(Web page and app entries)
______________________________

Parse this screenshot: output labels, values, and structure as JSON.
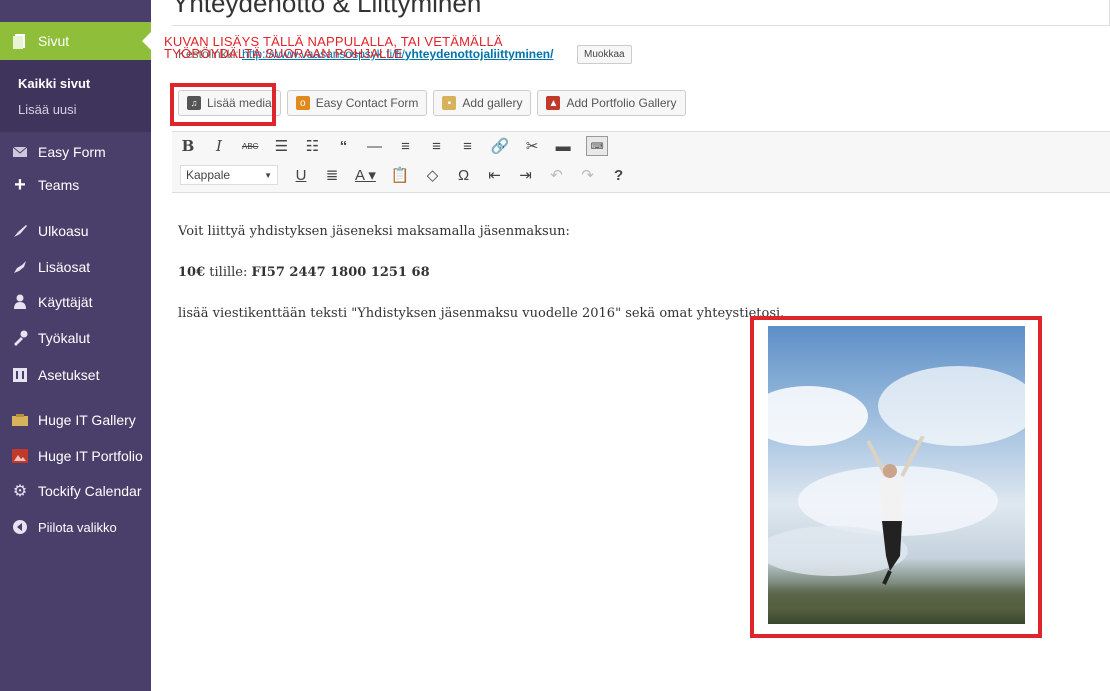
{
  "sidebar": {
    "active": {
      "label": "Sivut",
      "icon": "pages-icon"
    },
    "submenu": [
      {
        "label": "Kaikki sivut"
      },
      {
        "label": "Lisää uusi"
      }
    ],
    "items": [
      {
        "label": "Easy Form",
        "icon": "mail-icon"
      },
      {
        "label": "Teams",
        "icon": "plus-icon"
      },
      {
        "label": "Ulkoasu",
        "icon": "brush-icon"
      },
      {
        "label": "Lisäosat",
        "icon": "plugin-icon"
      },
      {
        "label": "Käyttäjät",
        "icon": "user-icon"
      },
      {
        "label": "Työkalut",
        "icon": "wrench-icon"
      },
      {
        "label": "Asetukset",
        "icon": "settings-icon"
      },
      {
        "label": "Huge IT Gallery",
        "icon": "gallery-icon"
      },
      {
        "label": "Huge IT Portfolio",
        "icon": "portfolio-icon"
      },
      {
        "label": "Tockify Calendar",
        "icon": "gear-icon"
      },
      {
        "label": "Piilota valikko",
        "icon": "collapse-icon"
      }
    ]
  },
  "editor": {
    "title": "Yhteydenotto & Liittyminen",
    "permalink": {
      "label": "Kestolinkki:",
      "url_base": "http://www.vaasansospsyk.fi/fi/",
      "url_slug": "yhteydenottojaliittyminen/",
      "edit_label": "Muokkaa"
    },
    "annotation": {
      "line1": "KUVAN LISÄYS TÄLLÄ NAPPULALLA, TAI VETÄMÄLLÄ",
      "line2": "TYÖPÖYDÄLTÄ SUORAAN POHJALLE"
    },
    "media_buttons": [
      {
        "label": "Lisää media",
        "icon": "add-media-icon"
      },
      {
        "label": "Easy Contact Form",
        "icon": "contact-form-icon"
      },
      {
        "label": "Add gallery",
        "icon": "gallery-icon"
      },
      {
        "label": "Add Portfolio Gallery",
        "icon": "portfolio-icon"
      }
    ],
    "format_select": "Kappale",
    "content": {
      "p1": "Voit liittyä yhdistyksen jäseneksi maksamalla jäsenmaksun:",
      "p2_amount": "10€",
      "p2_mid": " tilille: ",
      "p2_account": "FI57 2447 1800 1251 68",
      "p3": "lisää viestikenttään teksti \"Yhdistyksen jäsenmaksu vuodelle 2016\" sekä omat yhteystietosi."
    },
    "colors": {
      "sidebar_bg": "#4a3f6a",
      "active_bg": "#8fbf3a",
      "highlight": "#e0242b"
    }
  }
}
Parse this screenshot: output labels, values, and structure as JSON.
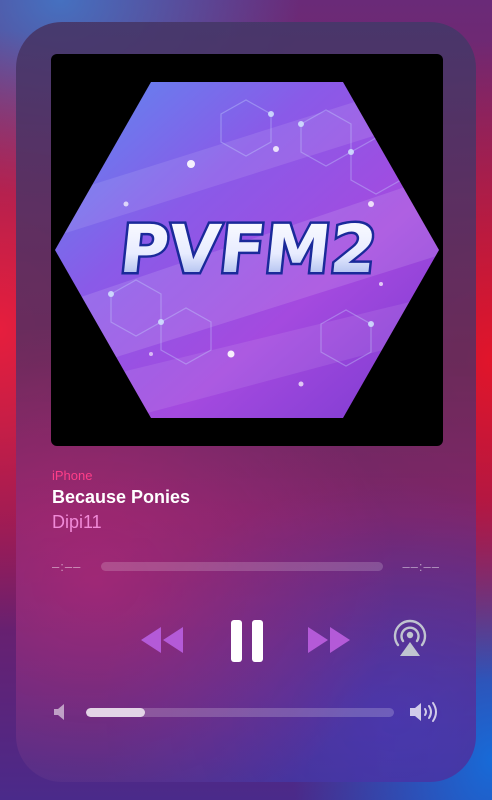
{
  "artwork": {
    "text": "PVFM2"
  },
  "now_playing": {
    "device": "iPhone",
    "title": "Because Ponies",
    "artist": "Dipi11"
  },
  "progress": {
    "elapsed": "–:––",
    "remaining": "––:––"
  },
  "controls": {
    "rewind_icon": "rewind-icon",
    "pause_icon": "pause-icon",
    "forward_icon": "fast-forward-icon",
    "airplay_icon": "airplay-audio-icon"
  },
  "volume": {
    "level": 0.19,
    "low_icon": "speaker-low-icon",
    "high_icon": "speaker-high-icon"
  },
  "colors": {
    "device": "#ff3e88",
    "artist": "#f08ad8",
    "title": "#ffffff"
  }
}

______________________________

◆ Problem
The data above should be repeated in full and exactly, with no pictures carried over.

◆ Answer space
Parse this screenshot: output labels, values, and structure as JSON.
{
  "sidebar": {
    "active": {
      "label": "Sivut",
      "icon": "pages-icon"
    },
    "submenu": [
      {
        "label": "Kaikki sivut"
      },
      {
        "label": "Lisää uusi"
      }
    ],
    "items": [
      {
        "label": "Easy Form",
        "icon": "mail-icon"
      },
      {
        "label": "Teams",
        "icon": "plus-icon"
      },
      {
        "label": "Ulkoasu",
        "icon": "brush-icon"
      },
      {
        "label": "Lisäosat",
        "icon": "plugin-icon"
      },
      {
        "label": "Käyttäjät",
        "icon": "user-icon"
      },
      {
        "label": "Työkalut",
        "icon": "wrench-icon"
      },
      {
        "label": "Asetukset",
        "icon": "settings-icon"
      },
      {
        "label": "Huge IT Gallery",
        "icon": "gallery-icon"
      },
      {
        "label": "Huge IT Portfolio",
        "icon": "portfolio-icon"
      },
      {
        "label": "Tockify Calendar",
        "icon": "gear-icon"
      },
      {
        "label": "Piilota valikko",
        "icon": "collapse-icon"
      }
    ]
  },
  "editor": {
    "title": "Yhteydenotto & Liittyminen",
    "permalink": {
      "label": "Kestolinkki:",
      "url_base": "http://www.vaasansospsyk.fi/fi/",
      "url_slug": "yhteydenottojaliittyminen/",
      "edit_label": "Muokkaa"
    },
    "annotation": {
      "line1": "KUVAN LISÄYS TÄLLÄ NAPPULALLA, TAI VETÄMÄLLÄ",
      "line2": "TYÖPÖYDÄLTÄ SUORAAN POHJALLE"
    },
    "media_buttons": [
      {
        "label": "Lisää media",
        "icon": "add-media-icon"
      },
      {
        "label": "Easy Contact Form",
        "icon": "contact-form-icon"
      },
      {
        "label": "Add gallery",
        "icon": "gallery-icon"
      },
      {
        "label": "Add Portfolio Gallery",
        "icon": "portfolio-icon"
      }
    ],
    "format_select": "Kappale",
    "content": {
      "p1": "Voit liittyä yhdistyksen jäseneksi maksamalla jäsenmaksun:",
      "p2_amount": "10€",
      "p2_mid": " tilille: ",
      "p2_account": "FI57 2447 1800 1251 68",
      "p3": "lisää viestikenttään teksti \"Yhdistyksen jäsenmaksu vuodelle 2016\" sekä omat yhteystietosi."
    },
    "colors": {
      "sidebar_bg": "#4a3f6a",
      "active_bg": "#8fbf3a",
      "highlight": "#e0242b"
    }
  }
}
Parse this screenshot: output labels, values, and structure as JSON.
{
  "artwork": {
    "text": "PVFM2"
  },
  "now_playing": {
    "device": "iPhone",
    "title": "Because Ponies",
    "artist": "Dipi11"
  },
  "progress": {
    "elapsed": "–:––",
    "remaining": "––:––"
  },
  "controls": {
    "rewind_icon": "rewind-icon",
    "pause_icon": "pause-icon",
    "forward_icon": "fast-forward-icon",
    "airplay_icon": "airplay-audio-icon"
  },
  "volume": {
    "level": 0.19,
    "low_icon": "speaker-low-icon",
    "high_icon": "speaker-high-icon"
  },
  "colors": {
    "device": "#ff3e88",
    "artist": "#f08ad8",
    "title": "#ffffff"
  }
}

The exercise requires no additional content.